=== Section Start ===

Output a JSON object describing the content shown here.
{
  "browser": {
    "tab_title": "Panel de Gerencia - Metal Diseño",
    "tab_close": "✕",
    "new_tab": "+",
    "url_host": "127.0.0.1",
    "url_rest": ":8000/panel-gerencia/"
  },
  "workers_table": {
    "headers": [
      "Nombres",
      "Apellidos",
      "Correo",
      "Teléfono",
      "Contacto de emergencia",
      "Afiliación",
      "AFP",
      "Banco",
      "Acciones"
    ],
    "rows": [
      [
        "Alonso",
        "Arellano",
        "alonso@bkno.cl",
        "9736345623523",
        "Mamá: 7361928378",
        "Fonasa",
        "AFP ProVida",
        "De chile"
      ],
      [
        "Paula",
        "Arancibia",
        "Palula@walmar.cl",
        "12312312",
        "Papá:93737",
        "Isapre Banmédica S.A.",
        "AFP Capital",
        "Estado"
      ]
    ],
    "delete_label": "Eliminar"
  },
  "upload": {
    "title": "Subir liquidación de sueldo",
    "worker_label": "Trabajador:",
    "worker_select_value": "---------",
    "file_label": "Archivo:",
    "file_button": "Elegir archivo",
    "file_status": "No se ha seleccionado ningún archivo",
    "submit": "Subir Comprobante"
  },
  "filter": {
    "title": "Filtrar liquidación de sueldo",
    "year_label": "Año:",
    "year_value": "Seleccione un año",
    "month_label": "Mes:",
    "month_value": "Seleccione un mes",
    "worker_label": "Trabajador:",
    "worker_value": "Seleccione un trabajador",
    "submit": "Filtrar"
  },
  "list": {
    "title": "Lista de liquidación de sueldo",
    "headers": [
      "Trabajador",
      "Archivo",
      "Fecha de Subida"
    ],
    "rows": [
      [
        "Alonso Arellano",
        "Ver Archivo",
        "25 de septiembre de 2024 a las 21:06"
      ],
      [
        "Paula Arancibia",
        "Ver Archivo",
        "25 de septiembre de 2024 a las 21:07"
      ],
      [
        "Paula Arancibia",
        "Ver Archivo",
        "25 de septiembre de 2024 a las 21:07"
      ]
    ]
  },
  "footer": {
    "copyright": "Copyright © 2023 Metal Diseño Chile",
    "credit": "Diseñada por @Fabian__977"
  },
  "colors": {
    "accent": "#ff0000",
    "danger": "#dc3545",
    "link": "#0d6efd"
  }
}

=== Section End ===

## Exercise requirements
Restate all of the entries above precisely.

## Response to the exercise
Output a JSON object describing the content shown here.
{
  "browser": {
    "tab_title": "Panel de Gerencia - Metal Diseño",
    "tab_close": "✕",
    "new_tab": "+",
    "url_host": "127.0.0.1",
    "url_rest": ":8000/panel-gerencia/"
  },
  "workers_table": {
    "headers": [
      "Nombres",
      "Apellidos",
      "Correo",
      "Teléfono",
      "Contacto de emergencia",
      "Afiliación",
      "AFP",
      "Banco",
      "Acciones"
    ],
    "rows": [
      [
        "Alonso",
        "Arellano",
        "alonso@bkno.cl",
        "9736345623523",
        "Mamá: 7361928378",
        "Fonasa",
        "AFP ProVida",
        "De chile"
      ],
      [
        "Paula",
        "Arancibia",
        "Palula@walmar.cl",
        "12312312",
        "Papá:93737",
        "Isapre Banmédica S.A.",
        "AFP Capital",
        "Estado"
      ]
    ],
    "delete_label": "Eliminar"
  },
  "upload": {
    "title": "Subir liquidación de sueldo",
    "worker_label": "Trabajador:",
    "worker_select_value": "---------",
    "file_label": "Archivo:",
    "file_button": "Elegir archivo",
    "file_status": "No se ha seleccionado ningún archivo",
    "submit": "Subir Comprobante"
  },
  "filter": {
    "title": "Filtrar liquidación de sueldo",
    "year_label": "Año:",
    "year_value": "Seleccione un año",
    "month_label": "Mes:",
    "month_value": "Seleccione un mes",
    "worker_label": "Trabajador:",
    "worker_value": "Seleccione un trabajador",
    "submit": "Filtrar"
  },
  "list": {
    "title": "Lista de liquidación de sueldo",
    "headers": [
      "Trabajador",
      "Archivo",
      "Fecha de Subida"
    ],
    "rows": [
      [
        "Alonso Arellano",
        "Ver Archivo",
        "25 de septiembre de 2024 a las 21:06"
      ],
      [
        "Paula Arancibia",
        "Ver Archivo",
        "25 de septiembre de 2024 a las 21:07"
      ],
      [
        "Paula Arancibia",
        "Ver Archivo",
        "25 de septiembre de 2024 a las 21:07"
      ]
    ]
  },
  "footer": {
    "copyright": "Copyright © 2023 Metal Diseño Chile",
    "credit": "Diseñada por @Fabian__977"
  },
  "colors": {
    "accent": "#ff0000",
    "danger": "#dc3545",
    "link": "#0d6efd"
  }
}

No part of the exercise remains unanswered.